┏━━

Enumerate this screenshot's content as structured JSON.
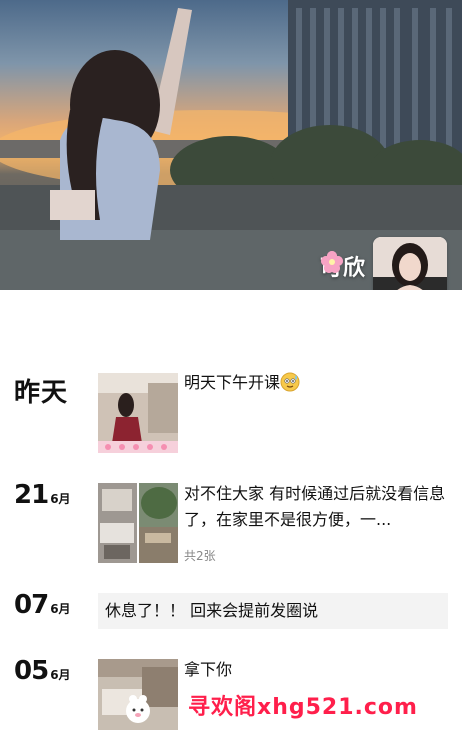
{
  "profile": {
    "nickname": "可欣",
    "nickname_decoration_icon": "pink-flower-icon"
  },
  "posts": [
    {
      "date_word": "昨天",
      "text": "明天下午开课",
      "text_emoji": "sweat-smile-emoji",
      "image_count_label": ""
    },
    {
      "day": "21",
      "month": "6月",
      "text": "对不住大家 有时候通过后就没看信息了，在家里不是很方便，一...",
      "image_count_label": "共2张"
    },
    {
      "day": "07",
      "month": "6月",
      "text": "休息了！！ 回来会提前发圈说",
      "image_count_label": ""
    },
    {
      "day": "05",
      "month": "6月",
      "text": "拿下你",
      "image_count_label": ""
    }
  ],
  "watermark": "寻欢阁xhg521.com",
  "colors": {
    "watermark": "#ff1f4b",
    "text_box_bg": "#f3f3f3",
    "count_gray": "#888888"
  }
}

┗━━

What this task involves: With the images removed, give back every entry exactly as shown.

Solution for this task:
Enumerate this screenshot's content as structured JSON.
{
  "profile": {
    "nickname": "可欣",
    "nickname_decoration_icon": "pink-flower-icon"
  },
  "posts": [
    {
      "date_word": "昨天",
      "text": "明天下午开课",
      "text_emoji": "sweat-smile-emoji",
      "image_count_label": ""
    },
    {
      "day": "21",
      "month": "6月",
      "text": "对不住大家 有时候通过后就没看信息了，在家里不是很方便，一...",
      "image_count_label": "共2张"
    },
    {
      "day": "07",
      "month": "6月",
      "text": "休息了！！ 回来会提前发圈说",
      "image_count_label": ""
    },
    {
      "day": "05",
      "month": "6月",
      "text": "拿下你",
      "image_count_label": ""
    }
  ],
  "watermark": "寻欢阁xhg521.com",
  "colors": {
    "watermark": "#ff1f4b",
    "text_box_bg": "#f3f3f3",
    "count_gray": "#888888"
  }
}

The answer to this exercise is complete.